If Donald Trump If he continues to test the patience of the judge presiding over his hush-money trial, the former president could end up back in his New York City hometown of Queens — specifically the jail on Rikers Island, experts said Monday.

Right Juan Merchanwhich found Monday that Trump had again violated a gag order banning him from discrediting witnesses or the jury, warned that the ex-president could face jail time for further violations “if necessary.”

Merchan did not specify which prison. But when asked what would happen if the judge sent Trump to Rikers, Frank Dwyer, the prison’s top spokesman, said: “The department would find appropriate accommodation.”

Trump has claimed he is the victim of a two-tier justice system that treats him more harshly than other individuals. But the former president’s critics say it’s actually the other way around: that any other suspect making the kind of public statements Trump has made would already have ended up behind bars.

The prospect of Trump being incarcerated during his trial is sure to provoke strong reactions from both his supporters and opponents. Trump has repeatedly tried to raise money for the prospect of a prison sentence, indicating that his campaign finds that conjuring up images of him as a political prisoner draws strong responses from his supporters.

Mike Lawlor, an associate professor of criminal justice at the University of New Haven in Connecticut, said Rikers is the most likely destination if Merchan chooses that route.

What Marchan is trying to do is “end the contempt” and stop Trump from intimidating witnesses and jurors, said Lawlor, a Democrat who is a former member of the Connecticut House of Representatives.

“The whole point is to separate him from his social media,” Lawlor said. “If you put him in jail, that would work.”

Trump would immediately be taken into protective custody for his own protection, Lawlor said, meaning he would not be allowed to mingle with the rest of the prison population.

“He would not have any contact with anyone other than corrections officers and members of his Secret Service,” Lawlor said. “The people at Rikers have extensive experience dealing with high-profile prisoners, including vulnerable seniors like Trump.”

“Obviously he would be the most prominent inmate ever held at Rikers, but he wouldn’t be the only prominent inmate at Rikers,” Lawlor said of the 77-year-old Trump.

One of those inmates is Trump’s former chief financial officer Allen Weisselberg, who was sentenced last month to five months at Rikers after pleading guilty to two counts of perjury during Trump’s civil fraud trial.

In addition, Trump would have to go through the intake process that every inmate goes through, including the shame of having corrections staff “put him on a scale and then report his actual height and weight on the public website,” Lawlor said.

Trump being behind bars would not place an additional burden on his Secret Service associates, Lawlor added.

“The most important job of a Secret Service agent is to protect a former president from harm or kidnapping,” Lawlor said. “If Trump were locked up in a prison, in some ways it would actually make their job easier.”

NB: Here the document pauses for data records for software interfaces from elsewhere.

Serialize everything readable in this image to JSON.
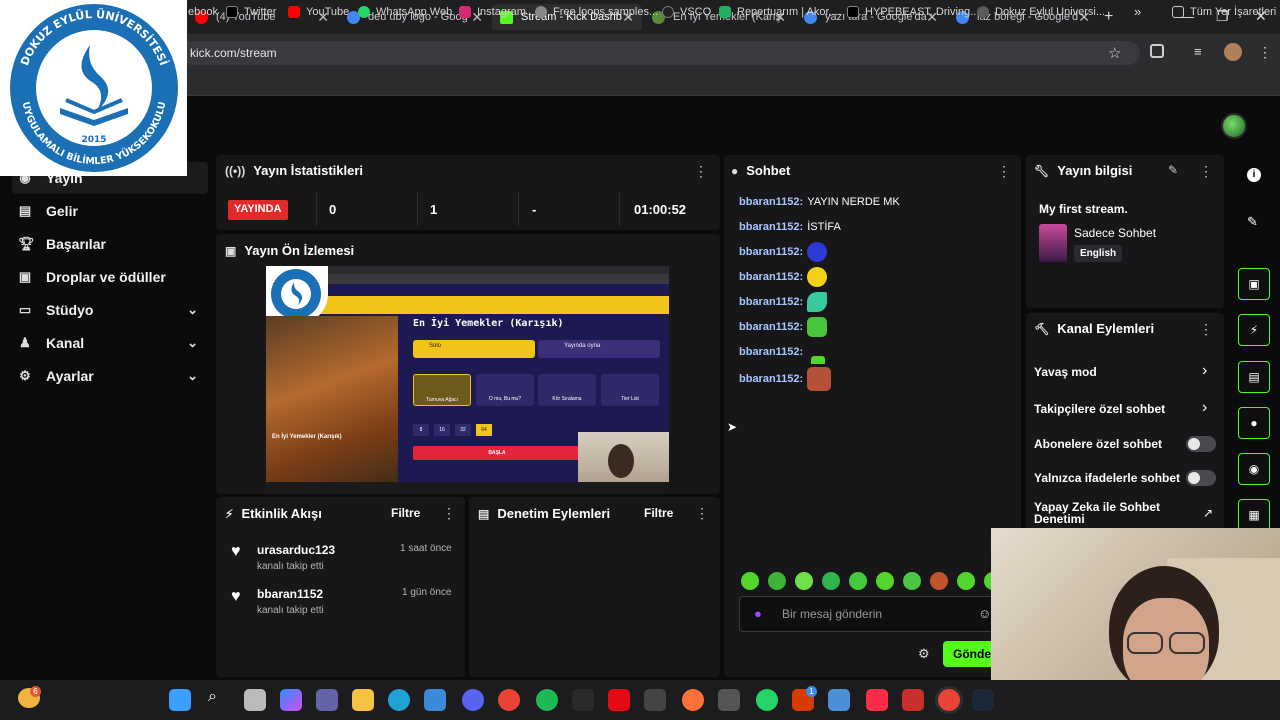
{
  "browser": {
    "tabs": [
      {
        "title": "(4) YouTube",
        "color": "#ff0000",
        "active": false
      },
      {
        "title": "deu uby logo - Goog",
        "color": "#4285f4",
        "active": false
      },
      {
        "title": "Stream - Kick Dashb",
        "color": "#53fc18",
        "active": true
      },
      {
        "title": "En İyi Yemekler (Karış",
        "color": "#5b8c3a",
        "active": false
      },
      {
        "title": "yazı tura - Google'da",
        "color": "#4285f4",
        "active": false
      },
      {
        "title": "laz böreği - Google'd",
        "color": "#4285f4",
        "active": false
      }
    ],
    "new_tab": "+",
    "url": "kick.com/stream",
    "bookmarks": [
      {
        "label": "ebook",
        "color": "#1877f2"
      },
      {
        "label": "Twitter",
        "color": "#000000"
      },
      {
        "label": "YouTube",
        "color": "#ff0000"
      },
      {
        "label": "WhatsApp Web",
        "color": "#25d366"
      },
      {
        "label": "Instagram",
        "color": "#d62976"
      },
      {
        "label": "Free loops samples...",
        "color": "#888888"
      },
      {
        "label": "VSCO",
        "color": "#222222"
      },
      {
        "label": "Repertuarım | Akor,...",
        "color": "#27ae60"
      },
      {
        "label": "HYPEBEAST. Driving...",
        "color": "#000000"
      },
      {
        "label": "Dokuz Eylul Universi...",
        "color": "#5a5a5a"
      }
    ],
    "bookmarks_more": "»",
    "all_bookmarks": "Tüm Yer İşaretleri"
  },
  "logo": {
    "text_top": "DOKUZ EYLÜL ÜNİVERSİTESİ",
    "text_bottom": "UYGULAMALI BİLİMLER YÜKSEKOKULU",
    "year": "2015"
  },
  "sidebar": {
    "items": [
      {
        "label": "Yayın",
        "icon": "broadcast-icon"
      },
      {
        "label": "Gelir",
        "icon": "revenue-icon"
      },
      {
        "label": "Başarılar",
        "icon": "trophy-icon"
      },
      {
        "label": "Droplar ve ödüller",
        "icon": "gift-icon"
      },
      {
        "label": "Stüdyo",
        "icon": "studio-icon"
      },
      {
        "label": "Kanal",
        "icon": "channel-icon"
      },
      {
        "label": "Ayarlar",
        "icon": "settings-icon"
      }
    ]
  },
  "stats": {
    "title": "Yayın İstatistikleri",
    "live_badge": "YAYINDA",
    "values": [
      "0",
      "1",
      "-",
      "01:00:52"
    ]
  },
  "preview": {
    "title": "Yayın Ön İzlemesi",
    "game_title": "En İyi Yemekler (Karışık)",
    "card_caption": "En İyi Yemekler (Karışık)",
    "solo": "Solo",
    "online": "Yayında oyna",
    "modes": [
      "Turnuva Ağacı",
      "O mu, Bu mu?",
      "Kör Sıralama",
      "Tier List"
    ],
    "counts": [
      "8",
      "16",
      "32",
      "64"
    ],
    "start": "BAŞLA"
  },
  "activity": {
    "title": "Etkinlik Akışı",
    "filter": "Filtre",
    "items": [
      {
        "user": "urasarduc123",
        "action": "kanalı takip etti",
        "time": "1 saat önce"
      },
      {
        "user": "bbaran1152",
        "action": "kanalı takip etti",
        "time": "1 gün önce"
      }
    ]
  },
  "moderation": {
    "title": "Denetim Eylemleri",
    "filter": "Filtre"
  },
  "chat": {
    "title": "Sohbet",
    "messages": [
      {
        "user": "bbaran1152:",
        "text": "YAYIN NERDE MK"
      },
      {
        "user": "bbaran1152:",
        "text": "İSTİFA"
      },
      {
        "user": "bbaran1152:",
        "text": "",
        "emote": "#2d3bd6"
      },
      {
        "user": "bbaran1152:",
        "text": "",
        "emote": "#f3d21a"
      },
      {
        "user": "bbaran1152:",
        "text": "",
        "emote": "#37c9a0"
      },
      {
        "user": "bbaran1152:",
        "text": "",
        "emote": "#46c43a"
      },
      {
        "user": "bbaran1152:",
        "text": "",
        "emote": ""
      },
      {
        "user": "bbaran1152:",
        "text": "",
        "emote": "#b5523a"
      }
    ],
    "placeholder": "Bir mesaj gönderin",
    "send": "Gönde",
    "emote_colors": [
      "#53d62b",
      "#3fb23a",
      "#6ee04a",
      "#2fb54b",
      "#44c93f",
      "#53d62b",
      "#49c745",
      "#c0542a",
      "#53d62b",
      "#53d62b"
    ]
  },
  "stream_info": {
    "title": "Yayın bilgisi",
    "stream_title": "My first stream.",
    "category": "Sadece Sohbet",
    "language": "English"
  },
  "channel_actions": {
    "title": "Kanal Eylemleri",
    "items": [
      {
        "label": "Yavaş mod",
        "kind": "chevron"
      },
      {
        "label": "Takipçilere özel sohbet",
        "kind": "chevron"
      },
      {
        "label": "Abonelere özel sohbet",
        "kind": "toggle"
      },
      {
        "label": "Yalnızca ifadelerle sohbet",
        "kind": "toggle"
      },
      {
        "label": "Yapay Zeka ile Sohbet Denetimi",
        "kind": "external"
      }
    ]
  },
  "taskbar": {
    "badge_weather": "6",
    "badge_office": "1"
  }
}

“The bigger problem” is where the Secret Service would be located, given that they are armed, said Martin F. Horn, a professor emeritus at the John Jay College of Criminal Justice who once served as commissioner of the corrections and probation departments of New York City.

Most likely, Horn said, Trump would be taken to what is called the West Facility, where there would be plenty of room for the ex-president and his security guards and no other prisoners to contend with.

Still, it would be an unprecedented task for the Secret Service to ensure the safety of a former U.S. president behind bars, a spokesperson for the agency told NBC News.

The Secret Service does not have its own ‘prison services’, the spokesperson said.

“It’s obviously uncharted territory,” Horn said. “No state prison system has had to deal with this before, nor has any federal prison.”

There’s another reason Merchan may not be eager to jail Trump, other experts said.

Being sent to an actual prison could be “what Trump wants to show his displeasure to his supporters,” Dave Aronberg, a prosecutor for Palm Beach County, Florida, where Trump lives most of the time, said in an MSNBC interview with José Diaz-Balart.

More likely, Merchan could give Trump a “time out” in a cell behind the New York City courtroom where he is currently on trial.

Former federal prosecutor Michael Zeldin, who took part in the same interview, agreed.

“Maybe an hour in one of those cells may be all Donald Trump needs to understand the seriousness of violations of the silence order imposed by a very serious judge,” Zeldin said.

House arrest is also a possibility, but the judge “has wide latitude over where he can detain Trump,” Horn said.

Lawlor said Merchan is unlikely to lock Trump in a gilded cage like his Trump Tower apartment because he would still have access to electronics and his aides and from there he could defy the judge’s orders.

“So I don’t think he’s going to be locked up in his Manhattan apartment,” Lawlor said.

This article was originally published on NBCNews.com